As expected, Best Musical went to “A Gentleman’s Guide to Love & Murder,” which had scored the most nominations with ten. Featured actress Lena Hall took home a surprise win for “Hedwig and the Angry Inch.” And “A Raisin in the Sun” was named the best revival of a play. Interestingly, although Jason Robert Brown won Best Score for his adaptation of "Bridges of Madison County," no songs from the show were featured during the telecast and, in fact, neither was Brown's acceptance speech. (That seemed to happen with many of the awards, in fact.)
Broadway draw Idina Menzel ("Frozen") ripped into a dramatic number from “If/Then” which did not take home any prizes.
The two biggest show-stopper moments of the night both came from musicals that were adapted from film. There was "Rocky," whose Tony number included very little singing but came complete with a rotating boxing ring, an on-stage, cheering crowd and, oddly, a jumbotron displaying the action that looked very modern-day ESPN. And of course there was "Aladdin," which presented the genie's signature song "Friend Like Me"--for which actor James Monroe Iglehart later in the night won the featured musical actor award--and showed just how challenging adapting an animated film into a Broadway show can be.

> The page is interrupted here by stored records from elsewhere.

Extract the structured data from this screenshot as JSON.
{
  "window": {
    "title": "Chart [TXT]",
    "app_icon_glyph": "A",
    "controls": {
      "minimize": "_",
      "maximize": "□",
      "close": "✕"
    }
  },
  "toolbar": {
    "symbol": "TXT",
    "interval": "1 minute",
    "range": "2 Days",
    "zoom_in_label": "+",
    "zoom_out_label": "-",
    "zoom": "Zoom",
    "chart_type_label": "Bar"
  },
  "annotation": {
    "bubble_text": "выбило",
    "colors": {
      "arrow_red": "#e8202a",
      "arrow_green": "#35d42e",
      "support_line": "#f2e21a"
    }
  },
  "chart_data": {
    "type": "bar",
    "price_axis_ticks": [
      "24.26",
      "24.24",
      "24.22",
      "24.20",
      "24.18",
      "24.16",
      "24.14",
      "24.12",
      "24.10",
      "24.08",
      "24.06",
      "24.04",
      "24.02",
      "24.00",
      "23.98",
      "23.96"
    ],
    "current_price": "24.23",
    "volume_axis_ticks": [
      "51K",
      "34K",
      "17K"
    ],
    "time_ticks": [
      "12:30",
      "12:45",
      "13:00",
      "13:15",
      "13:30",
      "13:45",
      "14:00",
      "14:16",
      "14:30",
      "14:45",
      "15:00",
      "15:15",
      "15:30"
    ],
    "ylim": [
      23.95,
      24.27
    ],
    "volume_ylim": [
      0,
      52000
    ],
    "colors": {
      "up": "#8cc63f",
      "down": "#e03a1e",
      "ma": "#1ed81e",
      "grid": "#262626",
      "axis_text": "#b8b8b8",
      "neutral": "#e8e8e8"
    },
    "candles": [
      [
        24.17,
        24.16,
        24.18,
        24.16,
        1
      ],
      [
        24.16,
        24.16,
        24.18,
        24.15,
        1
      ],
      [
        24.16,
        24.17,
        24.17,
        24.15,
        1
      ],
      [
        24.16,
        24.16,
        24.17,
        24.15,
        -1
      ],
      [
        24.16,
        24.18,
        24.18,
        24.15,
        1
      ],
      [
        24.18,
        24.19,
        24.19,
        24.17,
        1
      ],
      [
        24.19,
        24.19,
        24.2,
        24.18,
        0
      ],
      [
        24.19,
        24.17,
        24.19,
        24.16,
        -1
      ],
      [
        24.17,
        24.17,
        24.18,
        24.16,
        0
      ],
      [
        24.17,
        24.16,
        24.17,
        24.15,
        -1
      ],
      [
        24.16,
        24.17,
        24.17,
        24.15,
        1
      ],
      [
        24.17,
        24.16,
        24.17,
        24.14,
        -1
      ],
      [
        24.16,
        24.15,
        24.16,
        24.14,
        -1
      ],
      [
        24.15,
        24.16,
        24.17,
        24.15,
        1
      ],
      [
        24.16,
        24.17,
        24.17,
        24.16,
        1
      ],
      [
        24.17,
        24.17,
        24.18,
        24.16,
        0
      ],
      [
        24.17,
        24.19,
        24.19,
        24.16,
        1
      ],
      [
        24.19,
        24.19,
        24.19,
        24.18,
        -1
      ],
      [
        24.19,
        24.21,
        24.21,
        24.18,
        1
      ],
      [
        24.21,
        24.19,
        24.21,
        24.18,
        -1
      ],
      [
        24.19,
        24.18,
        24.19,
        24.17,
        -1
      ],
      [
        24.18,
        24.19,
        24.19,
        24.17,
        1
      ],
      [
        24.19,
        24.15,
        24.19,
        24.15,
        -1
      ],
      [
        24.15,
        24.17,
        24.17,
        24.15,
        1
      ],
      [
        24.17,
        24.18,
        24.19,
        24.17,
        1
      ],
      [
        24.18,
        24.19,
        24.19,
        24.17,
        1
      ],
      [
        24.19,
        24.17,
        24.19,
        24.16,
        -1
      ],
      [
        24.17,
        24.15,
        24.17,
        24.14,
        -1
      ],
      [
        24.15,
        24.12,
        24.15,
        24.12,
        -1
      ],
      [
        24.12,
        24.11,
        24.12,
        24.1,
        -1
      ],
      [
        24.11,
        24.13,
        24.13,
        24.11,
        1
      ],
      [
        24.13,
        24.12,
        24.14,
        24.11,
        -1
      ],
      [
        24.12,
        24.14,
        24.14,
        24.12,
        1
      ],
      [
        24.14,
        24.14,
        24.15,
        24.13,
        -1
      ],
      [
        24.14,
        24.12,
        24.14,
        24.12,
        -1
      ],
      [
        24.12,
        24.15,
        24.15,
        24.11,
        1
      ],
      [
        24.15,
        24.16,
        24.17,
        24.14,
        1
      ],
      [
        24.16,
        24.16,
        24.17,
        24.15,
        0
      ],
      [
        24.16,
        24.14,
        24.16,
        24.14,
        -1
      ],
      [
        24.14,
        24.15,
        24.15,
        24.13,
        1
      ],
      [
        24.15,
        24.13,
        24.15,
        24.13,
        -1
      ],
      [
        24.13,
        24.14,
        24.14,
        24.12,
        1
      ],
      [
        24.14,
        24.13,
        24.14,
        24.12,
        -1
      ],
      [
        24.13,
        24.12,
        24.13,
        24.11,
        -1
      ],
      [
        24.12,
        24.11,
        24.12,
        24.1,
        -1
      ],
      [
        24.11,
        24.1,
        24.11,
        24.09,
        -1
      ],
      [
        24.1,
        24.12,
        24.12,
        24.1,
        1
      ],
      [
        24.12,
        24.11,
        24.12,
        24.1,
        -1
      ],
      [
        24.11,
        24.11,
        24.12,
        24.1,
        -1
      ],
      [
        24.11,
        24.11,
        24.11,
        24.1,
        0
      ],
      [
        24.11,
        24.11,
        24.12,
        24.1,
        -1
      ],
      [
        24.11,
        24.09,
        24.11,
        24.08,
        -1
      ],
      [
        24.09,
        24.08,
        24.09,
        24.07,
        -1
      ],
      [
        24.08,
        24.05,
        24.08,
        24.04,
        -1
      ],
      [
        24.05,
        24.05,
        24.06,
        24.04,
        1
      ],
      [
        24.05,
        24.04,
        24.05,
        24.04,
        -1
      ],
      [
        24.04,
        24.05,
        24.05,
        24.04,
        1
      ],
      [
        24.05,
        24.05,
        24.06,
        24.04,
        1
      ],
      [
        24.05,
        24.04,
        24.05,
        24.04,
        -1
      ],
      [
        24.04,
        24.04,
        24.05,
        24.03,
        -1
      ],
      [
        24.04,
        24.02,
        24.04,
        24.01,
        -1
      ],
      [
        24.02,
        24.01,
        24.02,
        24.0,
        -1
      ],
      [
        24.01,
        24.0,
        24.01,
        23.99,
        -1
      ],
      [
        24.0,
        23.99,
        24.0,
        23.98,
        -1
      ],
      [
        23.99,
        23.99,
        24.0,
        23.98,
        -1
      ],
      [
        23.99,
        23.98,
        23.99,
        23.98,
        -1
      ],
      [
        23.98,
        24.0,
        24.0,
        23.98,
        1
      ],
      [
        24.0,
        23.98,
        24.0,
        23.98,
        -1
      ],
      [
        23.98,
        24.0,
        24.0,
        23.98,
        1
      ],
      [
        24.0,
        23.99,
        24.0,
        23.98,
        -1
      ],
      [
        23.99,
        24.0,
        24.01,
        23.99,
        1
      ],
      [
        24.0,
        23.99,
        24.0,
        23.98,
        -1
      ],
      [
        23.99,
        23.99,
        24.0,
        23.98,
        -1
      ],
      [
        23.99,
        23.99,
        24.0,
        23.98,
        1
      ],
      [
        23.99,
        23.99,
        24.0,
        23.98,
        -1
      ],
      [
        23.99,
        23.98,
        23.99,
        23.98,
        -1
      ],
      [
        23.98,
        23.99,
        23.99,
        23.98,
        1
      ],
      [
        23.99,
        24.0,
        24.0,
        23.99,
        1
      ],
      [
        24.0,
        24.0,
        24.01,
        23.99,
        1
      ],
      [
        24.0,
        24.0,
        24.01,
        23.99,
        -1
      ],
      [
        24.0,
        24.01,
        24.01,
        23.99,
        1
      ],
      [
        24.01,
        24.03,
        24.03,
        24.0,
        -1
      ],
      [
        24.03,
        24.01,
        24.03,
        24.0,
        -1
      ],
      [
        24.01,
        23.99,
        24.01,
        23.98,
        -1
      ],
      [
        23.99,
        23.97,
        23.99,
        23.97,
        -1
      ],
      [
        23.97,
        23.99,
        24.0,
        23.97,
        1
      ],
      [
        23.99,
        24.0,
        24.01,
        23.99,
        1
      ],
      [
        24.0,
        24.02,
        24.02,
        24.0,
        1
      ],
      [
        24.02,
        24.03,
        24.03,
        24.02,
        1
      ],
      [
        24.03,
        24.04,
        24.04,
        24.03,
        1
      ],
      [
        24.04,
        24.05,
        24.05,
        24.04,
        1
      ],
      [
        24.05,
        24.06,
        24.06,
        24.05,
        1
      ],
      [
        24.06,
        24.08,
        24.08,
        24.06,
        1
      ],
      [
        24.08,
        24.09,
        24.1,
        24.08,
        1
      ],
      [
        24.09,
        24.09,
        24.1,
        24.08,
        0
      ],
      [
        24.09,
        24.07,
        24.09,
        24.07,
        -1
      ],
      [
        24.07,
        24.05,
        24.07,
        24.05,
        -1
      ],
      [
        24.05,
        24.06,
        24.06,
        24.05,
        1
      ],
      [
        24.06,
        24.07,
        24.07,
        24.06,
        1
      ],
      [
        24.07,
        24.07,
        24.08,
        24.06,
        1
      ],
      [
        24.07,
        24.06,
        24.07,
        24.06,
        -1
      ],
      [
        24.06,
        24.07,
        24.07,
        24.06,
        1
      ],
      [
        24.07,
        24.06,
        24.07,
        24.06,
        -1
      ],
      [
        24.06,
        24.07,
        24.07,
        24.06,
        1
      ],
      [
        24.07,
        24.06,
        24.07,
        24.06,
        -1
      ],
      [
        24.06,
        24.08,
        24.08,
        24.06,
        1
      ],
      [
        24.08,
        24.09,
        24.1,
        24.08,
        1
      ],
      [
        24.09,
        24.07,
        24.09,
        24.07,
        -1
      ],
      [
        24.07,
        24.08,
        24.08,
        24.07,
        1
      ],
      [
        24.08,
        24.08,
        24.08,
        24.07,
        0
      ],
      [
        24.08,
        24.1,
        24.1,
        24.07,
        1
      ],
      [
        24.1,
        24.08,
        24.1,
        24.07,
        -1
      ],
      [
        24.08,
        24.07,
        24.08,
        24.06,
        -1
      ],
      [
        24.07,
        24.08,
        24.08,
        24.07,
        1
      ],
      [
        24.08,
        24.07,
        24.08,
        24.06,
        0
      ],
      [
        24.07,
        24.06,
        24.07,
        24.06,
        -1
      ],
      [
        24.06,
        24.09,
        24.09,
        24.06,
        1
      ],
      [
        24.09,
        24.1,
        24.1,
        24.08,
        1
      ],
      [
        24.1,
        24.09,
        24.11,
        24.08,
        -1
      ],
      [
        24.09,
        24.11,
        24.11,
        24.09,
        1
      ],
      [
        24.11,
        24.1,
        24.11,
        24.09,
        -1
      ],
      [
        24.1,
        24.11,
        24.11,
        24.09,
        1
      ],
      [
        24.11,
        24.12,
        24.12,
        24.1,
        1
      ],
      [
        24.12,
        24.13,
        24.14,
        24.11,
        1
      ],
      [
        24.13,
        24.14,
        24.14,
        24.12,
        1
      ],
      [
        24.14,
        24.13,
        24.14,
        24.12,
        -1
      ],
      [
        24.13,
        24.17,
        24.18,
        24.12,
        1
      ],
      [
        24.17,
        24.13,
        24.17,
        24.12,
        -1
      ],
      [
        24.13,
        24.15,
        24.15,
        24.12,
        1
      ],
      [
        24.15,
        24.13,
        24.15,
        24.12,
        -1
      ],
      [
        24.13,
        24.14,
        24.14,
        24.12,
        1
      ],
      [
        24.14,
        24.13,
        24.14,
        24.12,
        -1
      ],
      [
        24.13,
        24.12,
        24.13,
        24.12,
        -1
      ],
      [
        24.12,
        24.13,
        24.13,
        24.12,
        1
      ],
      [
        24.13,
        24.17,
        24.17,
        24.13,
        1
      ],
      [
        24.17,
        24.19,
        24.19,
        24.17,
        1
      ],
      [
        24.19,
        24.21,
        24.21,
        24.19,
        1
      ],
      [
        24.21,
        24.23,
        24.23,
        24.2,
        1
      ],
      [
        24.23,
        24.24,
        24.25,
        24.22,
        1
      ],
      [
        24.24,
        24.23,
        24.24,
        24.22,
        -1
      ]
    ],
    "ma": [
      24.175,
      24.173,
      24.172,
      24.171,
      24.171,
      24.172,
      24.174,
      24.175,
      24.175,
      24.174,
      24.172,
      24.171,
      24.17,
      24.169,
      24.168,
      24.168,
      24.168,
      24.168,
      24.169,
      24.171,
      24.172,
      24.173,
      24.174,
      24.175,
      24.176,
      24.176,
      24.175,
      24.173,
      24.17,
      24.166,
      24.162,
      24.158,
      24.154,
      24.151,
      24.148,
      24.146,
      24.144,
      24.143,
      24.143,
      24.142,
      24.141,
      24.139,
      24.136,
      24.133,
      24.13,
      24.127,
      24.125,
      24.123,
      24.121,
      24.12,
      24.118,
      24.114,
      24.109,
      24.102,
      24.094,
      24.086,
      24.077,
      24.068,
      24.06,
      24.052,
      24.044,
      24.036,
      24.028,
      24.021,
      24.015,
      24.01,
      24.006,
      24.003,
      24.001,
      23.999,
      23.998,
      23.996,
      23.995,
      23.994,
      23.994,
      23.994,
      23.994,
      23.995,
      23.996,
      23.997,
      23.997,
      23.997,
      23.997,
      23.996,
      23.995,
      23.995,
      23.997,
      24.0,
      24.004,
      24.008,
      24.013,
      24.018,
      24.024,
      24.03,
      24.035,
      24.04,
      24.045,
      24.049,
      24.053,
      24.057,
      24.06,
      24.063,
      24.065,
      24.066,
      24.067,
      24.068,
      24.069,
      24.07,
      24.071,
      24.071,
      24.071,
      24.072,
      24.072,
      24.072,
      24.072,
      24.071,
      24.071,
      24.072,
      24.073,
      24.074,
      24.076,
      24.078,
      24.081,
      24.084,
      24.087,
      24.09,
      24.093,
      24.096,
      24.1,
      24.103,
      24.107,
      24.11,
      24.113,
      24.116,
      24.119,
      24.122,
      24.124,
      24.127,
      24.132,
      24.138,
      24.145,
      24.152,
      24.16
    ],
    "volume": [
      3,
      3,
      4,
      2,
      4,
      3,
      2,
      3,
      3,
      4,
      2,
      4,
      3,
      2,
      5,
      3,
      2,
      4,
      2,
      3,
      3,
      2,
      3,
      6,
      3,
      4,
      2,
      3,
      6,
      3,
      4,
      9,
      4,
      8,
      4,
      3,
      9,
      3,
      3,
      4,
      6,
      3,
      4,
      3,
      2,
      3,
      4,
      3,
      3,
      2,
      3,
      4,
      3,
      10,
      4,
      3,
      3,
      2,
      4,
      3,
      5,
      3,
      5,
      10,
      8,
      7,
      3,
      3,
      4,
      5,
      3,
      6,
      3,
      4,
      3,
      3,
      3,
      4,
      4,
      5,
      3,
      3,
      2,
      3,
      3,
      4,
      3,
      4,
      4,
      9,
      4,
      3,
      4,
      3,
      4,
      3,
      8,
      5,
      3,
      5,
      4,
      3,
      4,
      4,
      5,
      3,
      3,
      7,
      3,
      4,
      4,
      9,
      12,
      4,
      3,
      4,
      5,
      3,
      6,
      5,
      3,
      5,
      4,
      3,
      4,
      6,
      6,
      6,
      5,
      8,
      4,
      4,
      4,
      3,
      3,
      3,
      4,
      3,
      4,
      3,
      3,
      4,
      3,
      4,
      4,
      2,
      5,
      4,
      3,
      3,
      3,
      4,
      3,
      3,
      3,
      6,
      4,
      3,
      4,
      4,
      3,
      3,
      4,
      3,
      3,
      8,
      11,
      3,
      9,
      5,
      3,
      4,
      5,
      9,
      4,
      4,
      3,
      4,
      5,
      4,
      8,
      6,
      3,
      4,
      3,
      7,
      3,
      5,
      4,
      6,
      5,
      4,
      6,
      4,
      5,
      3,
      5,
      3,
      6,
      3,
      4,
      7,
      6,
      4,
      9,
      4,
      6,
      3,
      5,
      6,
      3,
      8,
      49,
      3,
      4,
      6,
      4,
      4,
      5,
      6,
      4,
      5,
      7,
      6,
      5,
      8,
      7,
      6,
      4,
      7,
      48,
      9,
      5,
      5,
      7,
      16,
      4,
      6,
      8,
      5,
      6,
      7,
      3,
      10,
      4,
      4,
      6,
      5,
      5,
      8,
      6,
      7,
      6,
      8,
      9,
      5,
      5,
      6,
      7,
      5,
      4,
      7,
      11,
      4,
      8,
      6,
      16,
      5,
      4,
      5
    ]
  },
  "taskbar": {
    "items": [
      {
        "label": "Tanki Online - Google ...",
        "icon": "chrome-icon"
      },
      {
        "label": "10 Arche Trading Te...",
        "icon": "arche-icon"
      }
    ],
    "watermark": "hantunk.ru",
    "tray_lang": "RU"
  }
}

Tonys night--with its coast-to-coast broadcast--is always seen by Broadway producers as a chance to entice viewers into pricey theater tickets, and this year showcased plenty of celebrity talent, many of whom had nothing to do with the theater world. Perhaps the lowest moment came when Jackman invited on rappers LL Cool J and T.I. for a modern-day take on the opening number of Meredith Wilson's iconic "The Music Man." It was cringe-worthy, and while the crowd at Radio City were exhorted to stand up and (of course) make some noise, they mostly ended up looking around uncomfortably at each other.
In another tip of the hat to the film world, this year's Tonys included a few trailers, if you will, for next season's shows. Sting was in attendance to sing the inscrutable title song from his upcoming show "The Last Ship"--not to be confused with the TV series of the same name--and Jennifer Hudson was featured in an odd promo for the Harvey Weinstein-produced "Finding Neverland." (Broadway stalwarts were miffed at the choice, because Hudson has no connection to the project, but Weinstein, who's trying to push his way onto the Broadway stage, likely thought the big-name star would drum up excitement for his new musical.)
All in all, while the show lagged at times, this year's Tonys were a celebration of a strong season for Broadway, with box office receipts and attendance numbers up from last season. No, there weren't many standout moments--aside from Harris's "Sugar Daddy" and Tony-winner Jessie Mueller's moving performance of "I Feel the Earth Move" with Carole King, who she plays onstage in this year's "Beautiful." But it was a good reminder of the power of live theater, and an exhortation to keep filling those seats--in New York, in Chicago, in LA, and across the country--to keep the art form alive.
A full list of awards and highlight clips are below.